**Exercise objective:**
Return each entry below exactly. Skip the images.

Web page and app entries
★ ★ ★ ★ ★

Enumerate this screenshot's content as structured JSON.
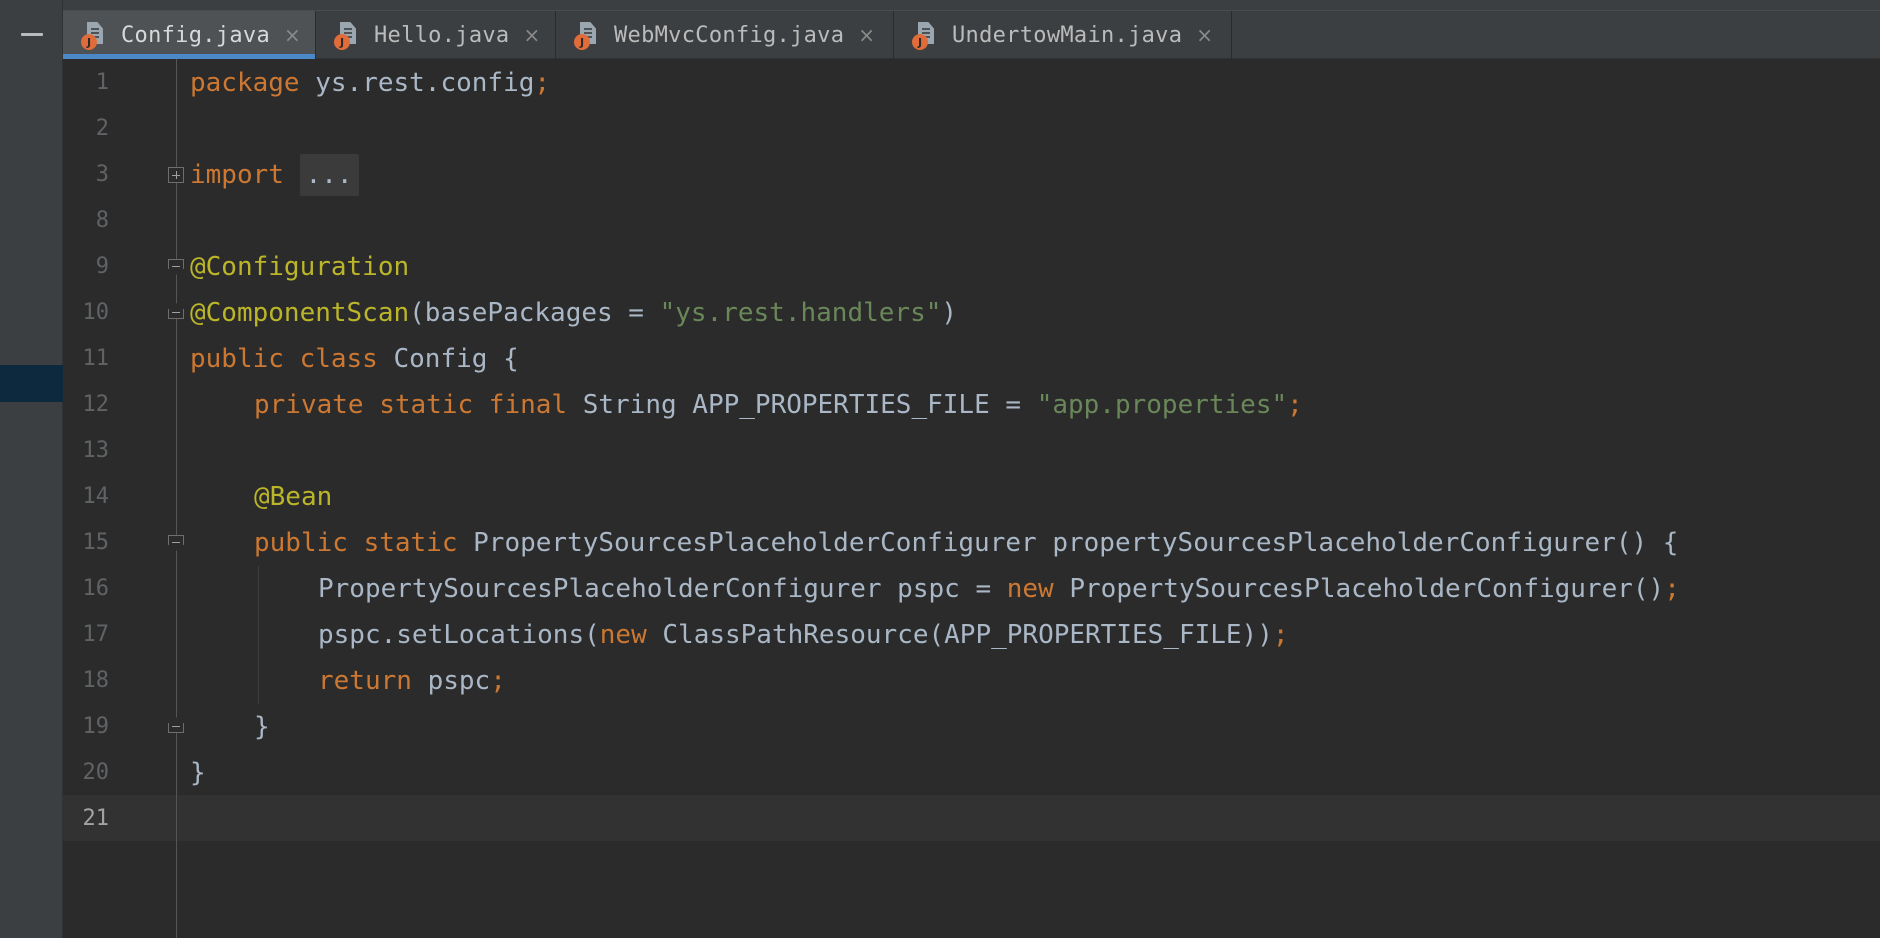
{
  "tabs": [
    {
      "name": "Config.java",
      "active": true
    },
    {
      "name": "Hello.java",
      "active": false
    },
    {
      "name": "WebMvcConfig.java",
      "active": false
    },
    {
      "name": "UndertowMain.java",
      "active": false
    }
  ],
  "tab_close_glyph": "×",
  "file_icon_badge": "J",
  "line_numbers": [
    "1",
    "2",
    "3",
    "8",
    "9",
    "10",
    "11",
    "12",
    "13",
    "14",
    "15",
    "16",
    "17",
    "18",
    "19",
    "20",
    "21"
  ],
  "current_line": "21",
  "code": {
    "l1_kw": "package",
    "l1_rest": " ys.rest.config",
    "l1_semi": ";",
    "l3_kw": "import",
    "l3_fold": "...",
    "l9_ann": "@Configuration",
    "l10_ann": "@ComponentScan",
    "l10_a": "(basePackages = ",
    "l10_str": "\"ys.rest.handlers\"",
    "l10_b": ")",
    "l11_kw": "public class",
    "l11_rest": " Config {",
    "l12_kw": "private static final",
    "l12_rest": " String APP_PROPERTIES_FILE = ",
    "l12_str": "\"app.properties\"",
    "l12_semi": ";",
    "l14_ann": "@Bean",
    "l15_kw": "public static",
    "l15_rest": " PropertySourcesPlaceholderConfigurer propertySourcesPlaceholderConfigurer() {",
    "l16_a": "PropertySourcesPlaceholderConfigurer pspc = ",
    "l16_kw": "new",
    "l16_b": " PropertySourcesPlaceholderConfigurer()",
    "l16_semi": ";",
    "l17_a": "pspc.setLocations(",
    "l17_kw": "new",
    "l17_b": " ClassPathResource(APP_PROPERTIES_FILE))",
    "l17_semi": ";",
    "l18_kw": "return",
    "l18_rest": " pspc",
    "l18_semi": ";",
    "l19": "}",
    "l20": "}"
  },
  "colors": {
    "background": "#2b2b2b",
    "keyword": "#cc7832",
    "string": "#6a8759",
    "annotation": "#bbb529",
    "text": "#a9b7c6",
    "active_tab_underline": "#4a88c7"
  }
}
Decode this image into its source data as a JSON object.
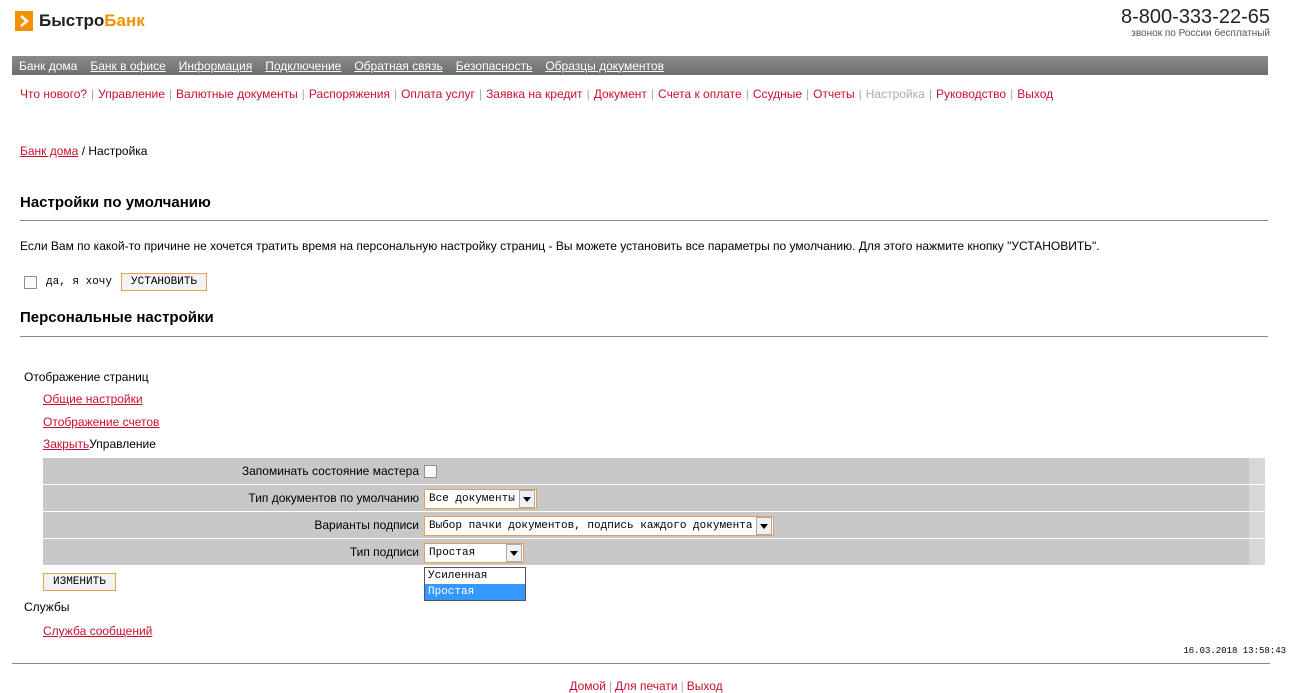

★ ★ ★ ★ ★

**Written response:**
Enumerate this screenshot's content as structured JSON.
{
  "tabs": [
    {
      "name": "Config.java",
      "active": true
    },
    {
      "name": "Hello.java",
      "active": false
    },
    {
      "name": "WebMvcConfig.java",
      "active": false
    },
    {
      "name": "UndertowMain.java",
      "active": false
    }
  ],
  "tab_close_glyph": "×",
  "file_icon_badge": "J",
  "line_numbers": [
    "1",
    "2",
    "3",
    "8",
    "9",
    "10",
    "11",
    "12",
    "13",
    "14",
    "15",
    "16",
    "17",
    "18",
    "19",
    "20",
    "21"
  ],
  "current_line": "21",
  "code": {
    "l1_kw": "package",
    "l1_rest": " ys.rest.config",
    "l1_semi": ";",
    "l3_kw": "import",
    "l3_fold": "...",
    "l9_ann": "@Configuration",
    "l10_ann": "@ComponentScan",
    "l10_a": "(basePackages = ",
    "l10_str": "\"ys.rest.handlers\"",
    "l10_b": ")",
    "l11_kw": "public class",
    "l11_rest": " Config {",
    "l12_kw": "private static final",
    "l12_rest": " String APP_PROPERTIES_FILE = ",
    "l12_str": "\"app.properties\"",
    "l12_semi": ";",
    "l14_ann": "@Bean",
    "l15_kw": "public static",
    "l15_rest": " PropertySourcesPlaceholderConfigurer propertySourcesPlaceholderConfigurer() {",
    "l16_a": "PropertySourcesPlaceholderConfigurer pspc = ",
    "l16_kw": "new",
    "l16_b": " PropertySourcesPlaceholderConfigurer()",
    "l16_semi": ";",
    "l17_a": "pspc.setLocations(",
    "l17_kw": "new",
    "l17_b": " ClassPathResource(APP_PROPERTIES_FILE))",
    "l17_semi": ";",
    "l18_kw": "return",
    "l18_rest": " pspc",
    "l18_semi": ";",
    "l19": "}",
    "l20": "}"
  },
  "colors": {
    "background": "#2b2b2b",
    "keyword": "#cc7832",
    "string": "#6a8759",
    "annotation": "#bbb529",
    "text": "#a9b7c6",
    "active_tab_underline": "#4a88c7"
  }
}
Decode this image into its source data as a JSON object.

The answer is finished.